Note that the accumulator isn’t restricted to be a number: it could be a structure or a list, enabling you to compute the average color, or a histogram of colors, etc.

procedure

(fold-image/extra f init img extra)  any/c

  f : (-> color? any/c any/c any/c)
  init : any/c
  img : image?
  extra : any/c
(fold-image/extra f init img extra)  any/c
  f : (-> natural-number/c natural-number/c color? any/c any/c any/c)
  init : any/c
  img : image?
  extra : any/c
Like fold-image, but passes the extra argument in as an additional argument in each call to f. This allows students who haven’t learned closures yet to call fold-image on an operation that depends on a parameter to a containing function.

For example,
; another-of-color : color number color -> number
(define (another-of-color c old color-to-count)
   (+ old (if (color=? c color-to-count) 1 0)))
 
; count-pixels-of-color : image color -> number
(define (count-pixels-of-color pic color-to-count)
   (fold-image/extra count-pixels-of-color 0 pic))

procedure

(real->int num)  integer?

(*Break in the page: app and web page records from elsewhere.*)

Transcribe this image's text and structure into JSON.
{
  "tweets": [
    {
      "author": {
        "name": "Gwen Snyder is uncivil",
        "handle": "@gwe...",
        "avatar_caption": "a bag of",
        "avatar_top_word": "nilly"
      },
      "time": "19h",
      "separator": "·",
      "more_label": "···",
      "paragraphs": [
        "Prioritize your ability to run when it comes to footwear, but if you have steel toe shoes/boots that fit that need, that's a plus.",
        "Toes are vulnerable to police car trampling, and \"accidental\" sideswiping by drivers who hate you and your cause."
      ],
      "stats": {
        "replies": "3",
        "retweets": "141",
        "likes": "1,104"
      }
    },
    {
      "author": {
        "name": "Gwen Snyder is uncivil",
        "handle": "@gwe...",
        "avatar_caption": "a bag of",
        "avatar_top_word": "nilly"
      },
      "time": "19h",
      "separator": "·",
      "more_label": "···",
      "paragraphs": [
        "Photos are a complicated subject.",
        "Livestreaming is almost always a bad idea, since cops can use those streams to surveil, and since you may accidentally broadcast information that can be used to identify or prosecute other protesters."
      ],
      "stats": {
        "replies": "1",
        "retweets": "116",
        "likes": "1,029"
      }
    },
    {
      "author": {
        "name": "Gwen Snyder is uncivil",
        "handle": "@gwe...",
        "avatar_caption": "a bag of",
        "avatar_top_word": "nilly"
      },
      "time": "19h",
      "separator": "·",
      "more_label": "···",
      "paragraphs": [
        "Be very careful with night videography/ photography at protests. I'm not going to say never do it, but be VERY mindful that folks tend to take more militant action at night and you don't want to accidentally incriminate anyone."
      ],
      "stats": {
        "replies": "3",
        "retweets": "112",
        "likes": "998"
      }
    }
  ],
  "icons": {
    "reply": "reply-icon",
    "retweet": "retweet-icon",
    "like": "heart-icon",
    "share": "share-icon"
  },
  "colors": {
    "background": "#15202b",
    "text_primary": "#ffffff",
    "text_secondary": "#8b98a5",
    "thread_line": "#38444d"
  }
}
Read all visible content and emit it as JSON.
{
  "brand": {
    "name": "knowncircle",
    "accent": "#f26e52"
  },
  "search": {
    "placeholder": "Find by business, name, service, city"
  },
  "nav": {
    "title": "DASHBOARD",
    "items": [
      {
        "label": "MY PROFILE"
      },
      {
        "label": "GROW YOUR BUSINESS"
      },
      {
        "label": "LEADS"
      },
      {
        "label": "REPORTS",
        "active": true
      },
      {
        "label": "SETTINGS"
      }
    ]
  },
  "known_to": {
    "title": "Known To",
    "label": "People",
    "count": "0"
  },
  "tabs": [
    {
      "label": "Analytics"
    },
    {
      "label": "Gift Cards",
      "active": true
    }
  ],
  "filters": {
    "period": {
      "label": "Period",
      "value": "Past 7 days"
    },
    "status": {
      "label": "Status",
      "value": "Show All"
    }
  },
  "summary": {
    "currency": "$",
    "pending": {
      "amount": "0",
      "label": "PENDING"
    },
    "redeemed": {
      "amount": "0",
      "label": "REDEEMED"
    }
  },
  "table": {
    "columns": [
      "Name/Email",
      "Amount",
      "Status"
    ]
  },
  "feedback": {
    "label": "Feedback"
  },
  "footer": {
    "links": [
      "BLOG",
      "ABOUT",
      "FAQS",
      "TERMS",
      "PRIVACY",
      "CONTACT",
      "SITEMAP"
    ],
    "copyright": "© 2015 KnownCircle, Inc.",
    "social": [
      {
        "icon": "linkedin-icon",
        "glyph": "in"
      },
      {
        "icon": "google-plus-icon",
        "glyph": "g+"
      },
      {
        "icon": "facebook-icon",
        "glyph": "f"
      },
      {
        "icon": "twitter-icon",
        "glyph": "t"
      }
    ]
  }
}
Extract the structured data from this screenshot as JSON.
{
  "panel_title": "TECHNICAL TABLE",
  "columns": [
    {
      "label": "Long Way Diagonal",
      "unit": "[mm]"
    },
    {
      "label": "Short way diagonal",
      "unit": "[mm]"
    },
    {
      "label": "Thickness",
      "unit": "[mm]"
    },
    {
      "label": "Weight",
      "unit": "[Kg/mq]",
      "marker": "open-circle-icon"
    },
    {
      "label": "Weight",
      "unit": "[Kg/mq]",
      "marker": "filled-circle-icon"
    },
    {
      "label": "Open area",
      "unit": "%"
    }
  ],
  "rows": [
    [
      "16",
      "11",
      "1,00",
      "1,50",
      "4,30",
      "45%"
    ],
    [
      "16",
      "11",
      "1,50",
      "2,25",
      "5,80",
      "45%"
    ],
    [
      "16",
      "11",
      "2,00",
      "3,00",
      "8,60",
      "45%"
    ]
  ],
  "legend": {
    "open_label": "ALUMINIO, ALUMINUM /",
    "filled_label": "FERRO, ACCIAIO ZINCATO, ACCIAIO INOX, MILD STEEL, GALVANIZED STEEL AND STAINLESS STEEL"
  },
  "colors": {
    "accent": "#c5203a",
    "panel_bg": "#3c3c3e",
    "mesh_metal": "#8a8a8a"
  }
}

  num : real?
Not specific to colors, but useful if you’re building colors by arithmetic. For example,
; bad-gradient : num(x) num(y) -> color
(define (bad-gradient x y)
  (make-color (* 2.5 x) (* 1.6 y) 0))
(build-image 50 30 bad-gradient)
 
; good-gradient : num(x) num(y) -> color
(define (good-gradient x y)
  (make-color (real->int (* 2.5 x)) (real->int (* 1.6 y)) 0))
(build-image 50 30 good-gradient)
The version using bad-gradient crashes because color components must be exact integers. The version using good-gradient works.

8 Input and Output

This teachpack also provides several functions to help in testing I/O functions (in Advanced Student language; ignore this section if you’re in a Beginner or Intermediate language):

procedure

(with-input-from-string input thunk)  any/c

  input : string?
  thunk : (-> any/c)
Calls thunk, which presumably uses read, in such a way that read reads from input rather than from the keyboard.

procedure

(with-output-to-string thunk)  string?

  thunk : (-> any/c)
Calls thunk, which presumably uses display, print, write, and/or printf, in such a way that its output is accumlated into a string, which is then returned.

procedure

(with-input-from-file filename thunk)  any/c

  filename : string?
  thunk : (-> any/c)
Calls thunk, which presumably uses read, in such a way that read reads from the specified file rather than from the keyboard.

procedure

(with-output-to-file filename thunk)  any/c

  filename : string?
  thunk : (-> any/c)
Calls thunk, which presumably uses display, print, write, and/or printf, in such a way that its output is redirected into the specified file.

procedure

(with-input-from-url url thunk)  any/c

  url : string?
  thunk : (-> any/c)
Calls thunk, which presumably uses read, in such a way that read reads from the HTML source of the Web page at the specified URL rather than from the keyboard.

procedure

(with-io-strings input thunk)  string?

  input : string?
  thunk : (-> any/c)
Combines with-input-from-string and with-output-to-string: calls thunk with its input coming from input and accumulates its output into a string, which is returned. Especially useful for testing:
; ask : string -> prints output, waits for text input, returns it
(define (ask question)
  (begin (display question)
         (read)))
; greet : nothing -> prints output, waits for text input, prints output
(define (greet)
  (local [(define name (ask "What is your name?"))]
    (printf "Hello, ~a!" name)))
(check-expect
  (with-io-strings "Steve" greet)
  "What is your name?Hello, Steve!")